Source: United Kingdom – Executive Government & Departments
Government plans for mass testing for SARS-CoV-2 – sometimes referred to as Operation Moonshot – signal a major change in strategy, away from the current focus on test and trace which targets people with symptoms, to screening people who do not have symptoms. Mass testing is currently being piloted in Liverpool and will be applied to university students in the coming month. The shift to mass testing of asymptomatic people raises a number of questions about the likely impact of this new strategy, its cost, the organisational challenges it presents, the effectiveness of the overall programme and the performance of the tests that will be used.
For this SMC Briefing, the expert group compiled a new briefing note which details the key questions to be answered. Journalists dialled in to hear the four experts discuss their briefing note and the issues raised including:
- Why is mass population screening being offered as part of controlling the covid-19 pandemic?
- What is the evidence that screening will reduce transmission of SARS-CoV-2?
- How good are the tests?
- Could the screening be harmful?
- How much will the programme cost?
- What decision-making process was followed for planning, evaluating, and agreeing the introduction of the moonshot screening?
- How is the screening programme being integrated into primary care and other public health services?
- Are other countries using screening for the entire population?
Professor Jon Deeks, Professor of Biostatistics, Institute of Applied Health Research, University of Birmingham
Professor Allyson Pollock, Clinical Professor of Public Health, University of Newcastle
Professor Sian Taylor-Phillips, Professor of Population Health, University of Warwick

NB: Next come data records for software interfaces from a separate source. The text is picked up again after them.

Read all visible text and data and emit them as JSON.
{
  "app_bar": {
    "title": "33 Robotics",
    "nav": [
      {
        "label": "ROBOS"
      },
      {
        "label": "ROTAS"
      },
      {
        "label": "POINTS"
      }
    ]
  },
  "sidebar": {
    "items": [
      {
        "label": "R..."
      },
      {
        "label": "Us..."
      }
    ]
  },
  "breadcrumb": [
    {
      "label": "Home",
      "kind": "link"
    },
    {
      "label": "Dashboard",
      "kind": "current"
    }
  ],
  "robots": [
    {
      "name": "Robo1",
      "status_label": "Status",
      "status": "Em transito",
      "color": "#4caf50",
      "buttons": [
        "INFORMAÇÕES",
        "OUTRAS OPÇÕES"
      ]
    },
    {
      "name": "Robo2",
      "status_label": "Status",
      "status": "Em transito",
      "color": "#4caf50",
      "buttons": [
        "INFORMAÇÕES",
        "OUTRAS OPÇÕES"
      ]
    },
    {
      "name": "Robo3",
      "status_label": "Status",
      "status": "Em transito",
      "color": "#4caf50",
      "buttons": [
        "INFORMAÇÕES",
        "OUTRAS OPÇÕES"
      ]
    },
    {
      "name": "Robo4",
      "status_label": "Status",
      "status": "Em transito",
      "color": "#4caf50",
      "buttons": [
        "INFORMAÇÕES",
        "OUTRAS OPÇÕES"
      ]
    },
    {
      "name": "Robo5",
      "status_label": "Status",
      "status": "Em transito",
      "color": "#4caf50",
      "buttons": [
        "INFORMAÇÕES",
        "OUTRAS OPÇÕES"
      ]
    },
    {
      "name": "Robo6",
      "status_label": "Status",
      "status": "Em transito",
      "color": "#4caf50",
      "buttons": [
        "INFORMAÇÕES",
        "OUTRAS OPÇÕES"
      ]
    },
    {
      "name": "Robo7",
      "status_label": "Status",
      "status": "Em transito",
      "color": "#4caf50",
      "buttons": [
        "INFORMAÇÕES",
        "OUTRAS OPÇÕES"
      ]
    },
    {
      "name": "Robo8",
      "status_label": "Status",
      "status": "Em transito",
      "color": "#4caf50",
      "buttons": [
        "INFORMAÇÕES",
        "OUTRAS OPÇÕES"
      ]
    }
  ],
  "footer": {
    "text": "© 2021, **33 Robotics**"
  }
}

Dr Angela Raffle, Consultant in Public Health, Honorary Senior Lecturer Bristol Medical School Population Health Sciences, University of Bristol